- [Component data from apps and pages]
"""

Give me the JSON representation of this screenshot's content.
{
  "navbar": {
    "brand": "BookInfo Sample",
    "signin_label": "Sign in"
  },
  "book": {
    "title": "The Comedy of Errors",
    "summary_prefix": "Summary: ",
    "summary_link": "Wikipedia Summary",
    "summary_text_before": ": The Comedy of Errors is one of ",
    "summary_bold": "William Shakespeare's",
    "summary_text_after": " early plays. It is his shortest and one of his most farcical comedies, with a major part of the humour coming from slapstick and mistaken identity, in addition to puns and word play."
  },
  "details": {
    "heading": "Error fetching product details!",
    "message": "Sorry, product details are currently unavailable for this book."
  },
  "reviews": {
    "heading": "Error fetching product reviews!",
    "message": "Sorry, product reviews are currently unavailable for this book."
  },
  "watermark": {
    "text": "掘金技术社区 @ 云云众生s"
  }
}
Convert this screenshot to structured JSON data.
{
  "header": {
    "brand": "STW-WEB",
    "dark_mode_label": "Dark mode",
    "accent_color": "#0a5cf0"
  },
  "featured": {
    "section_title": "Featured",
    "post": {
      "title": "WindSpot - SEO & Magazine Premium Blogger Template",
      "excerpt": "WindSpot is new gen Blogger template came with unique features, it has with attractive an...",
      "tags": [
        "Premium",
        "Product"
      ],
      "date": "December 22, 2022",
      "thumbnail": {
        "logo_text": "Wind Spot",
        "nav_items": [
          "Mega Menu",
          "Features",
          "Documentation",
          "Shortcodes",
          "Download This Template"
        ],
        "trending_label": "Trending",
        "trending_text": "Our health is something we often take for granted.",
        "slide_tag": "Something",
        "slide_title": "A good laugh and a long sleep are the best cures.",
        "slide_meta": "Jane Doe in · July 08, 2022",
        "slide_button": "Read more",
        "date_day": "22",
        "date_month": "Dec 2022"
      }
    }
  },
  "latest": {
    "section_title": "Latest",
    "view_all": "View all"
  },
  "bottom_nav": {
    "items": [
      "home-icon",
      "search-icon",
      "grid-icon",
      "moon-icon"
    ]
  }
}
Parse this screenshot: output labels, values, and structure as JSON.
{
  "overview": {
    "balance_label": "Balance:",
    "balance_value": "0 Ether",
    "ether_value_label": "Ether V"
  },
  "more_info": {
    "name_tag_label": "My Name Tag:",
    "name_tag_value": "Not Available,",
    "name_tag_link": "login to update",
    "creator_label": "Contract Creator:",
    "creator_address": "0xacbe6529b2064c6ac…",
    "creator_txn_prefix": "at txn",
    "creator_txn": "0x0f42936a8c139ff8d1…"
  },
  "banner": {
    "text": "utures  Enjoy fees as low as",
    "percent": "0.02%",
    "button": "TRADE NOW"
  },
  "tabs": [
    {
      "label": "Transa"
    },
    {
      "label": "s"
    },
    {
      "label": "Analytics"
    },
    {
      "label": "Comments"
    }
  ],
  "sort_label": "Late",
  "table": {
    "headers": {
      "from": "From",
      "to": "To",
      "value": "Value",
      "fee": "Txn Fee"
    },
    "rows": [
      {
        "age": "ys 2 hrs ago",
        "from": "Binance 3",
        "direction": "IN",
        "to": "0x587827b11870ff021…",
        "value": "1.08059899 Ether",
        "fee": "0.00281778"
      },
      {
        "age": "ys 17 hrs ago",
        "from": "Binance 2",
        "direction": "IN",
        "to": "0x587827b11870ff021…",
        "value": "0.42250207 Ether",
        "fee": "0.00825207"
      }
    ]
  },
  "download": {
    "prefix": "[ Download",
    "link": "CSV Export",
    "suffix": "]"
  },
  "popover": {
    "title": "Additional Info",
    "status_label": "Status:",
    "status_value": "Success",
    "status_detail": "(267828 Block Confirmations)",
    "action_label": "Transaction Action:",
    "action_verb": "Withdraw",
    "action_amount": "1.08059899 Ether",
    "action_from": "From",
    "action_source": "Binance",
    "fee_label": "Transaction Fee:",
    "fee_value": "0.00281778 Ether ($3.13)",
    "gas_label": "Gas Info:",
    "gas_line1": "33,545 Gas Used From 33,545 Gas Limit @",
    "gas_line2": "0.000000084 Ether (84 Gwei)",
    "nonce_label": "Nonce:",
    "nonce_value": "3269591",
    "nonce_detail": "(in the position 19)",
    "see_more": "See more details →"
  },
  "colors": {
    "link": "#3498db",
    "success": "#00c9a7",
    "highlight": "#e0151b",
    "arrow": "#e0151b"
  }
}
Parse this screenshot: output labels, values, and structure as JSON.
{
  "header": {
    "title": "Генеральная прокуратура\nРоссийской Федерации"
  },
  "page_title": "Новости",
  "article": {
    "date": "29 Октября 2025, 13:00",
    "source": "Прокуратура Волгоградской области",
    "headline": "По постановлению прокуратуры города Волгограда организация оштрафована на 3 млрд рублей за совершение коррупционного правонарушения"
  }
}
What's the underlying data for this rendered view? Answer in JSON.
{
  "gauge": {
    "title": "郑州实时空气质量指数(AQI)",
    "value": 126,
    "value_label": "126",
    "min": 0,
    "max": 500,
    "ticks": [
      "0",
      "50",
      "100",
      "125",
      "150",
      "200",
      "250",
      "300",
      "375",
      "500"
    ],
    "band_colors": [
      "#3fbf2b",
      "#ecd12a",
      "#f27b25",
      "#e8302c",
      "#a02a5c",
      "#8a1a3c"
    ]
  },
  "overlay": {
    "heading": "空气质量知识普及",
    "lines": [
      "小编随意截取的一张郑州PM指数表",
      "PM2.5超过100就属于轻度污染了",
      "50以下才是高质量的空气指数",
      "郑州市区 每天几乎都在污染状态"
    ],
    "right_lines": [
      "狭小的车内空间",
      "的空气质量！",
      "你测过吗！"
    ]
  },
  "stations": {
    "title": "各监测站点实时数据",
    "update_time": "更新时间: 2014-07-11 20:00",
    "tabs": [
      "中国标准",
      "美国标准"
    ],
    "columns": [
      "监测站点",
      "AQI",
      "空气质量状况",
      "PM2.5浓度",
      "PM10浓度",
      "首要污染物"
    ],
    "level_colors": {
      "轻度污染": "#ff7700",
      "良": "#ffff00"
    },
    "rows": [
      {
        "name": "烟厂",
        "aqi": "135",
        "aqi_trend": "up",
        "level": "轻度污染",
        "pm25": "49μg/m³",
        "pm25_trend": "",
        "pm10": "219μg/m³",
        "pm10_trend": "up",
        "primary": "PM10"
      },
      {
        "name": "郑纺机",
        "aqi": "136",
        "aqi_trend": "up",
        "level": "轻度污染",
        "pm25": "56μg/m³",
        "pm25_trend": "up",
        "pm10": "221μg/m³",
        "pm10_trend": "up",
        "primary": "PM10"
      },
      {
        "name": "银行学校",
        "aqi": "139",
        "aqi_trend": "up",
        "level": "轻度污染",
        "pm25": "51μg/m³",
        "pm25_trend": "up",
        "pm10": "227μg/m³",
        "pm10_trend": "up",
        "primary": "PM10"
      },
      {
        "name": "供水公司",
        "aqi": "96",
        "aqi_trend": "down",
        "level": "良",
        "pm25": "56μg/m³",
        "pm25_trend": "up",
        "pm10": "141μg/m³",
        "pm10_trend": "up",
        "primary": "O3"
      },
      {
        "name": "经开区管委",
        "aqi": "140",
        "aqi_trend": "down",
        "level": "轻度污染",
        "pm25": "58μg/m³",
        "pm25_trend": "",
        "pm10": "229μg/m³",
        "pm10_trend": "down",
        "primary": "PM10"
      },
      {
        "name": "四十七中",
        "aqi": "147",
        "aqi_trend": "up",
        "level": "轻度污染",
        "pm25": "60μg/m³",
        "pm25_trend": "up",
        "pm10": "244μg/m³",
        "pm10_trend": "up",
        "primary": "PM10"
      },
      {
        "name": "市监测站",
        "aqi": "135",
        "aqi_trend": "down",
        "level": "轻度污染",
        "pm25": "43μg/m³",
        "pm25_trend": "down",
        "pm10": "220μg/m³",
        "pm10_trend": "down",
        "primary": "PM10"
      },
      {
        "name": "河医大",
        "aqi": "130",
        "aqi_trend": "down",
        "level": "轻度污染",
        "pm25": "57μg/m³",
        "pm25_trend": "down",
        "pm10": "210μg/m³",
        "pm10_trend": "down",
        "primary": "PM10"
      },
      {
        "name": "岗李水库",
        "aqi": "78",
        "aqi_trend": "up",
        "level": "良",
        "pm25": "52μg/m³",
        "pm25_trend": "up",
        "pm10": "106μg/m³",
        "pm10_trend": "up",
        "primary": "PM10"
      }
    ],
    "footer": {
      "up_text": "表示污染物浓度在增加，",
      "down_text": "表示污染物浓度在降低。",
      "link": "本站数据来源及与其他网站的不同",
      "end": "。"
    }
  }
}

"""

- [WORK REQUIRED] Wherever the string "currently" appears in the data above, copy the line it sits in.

- [SOLUTION FOR THIS TASK]
    "message": "Sorry, product details are currently unavailable for this book."
    "message": "Sorry, product reviews are currently unavailable for this book."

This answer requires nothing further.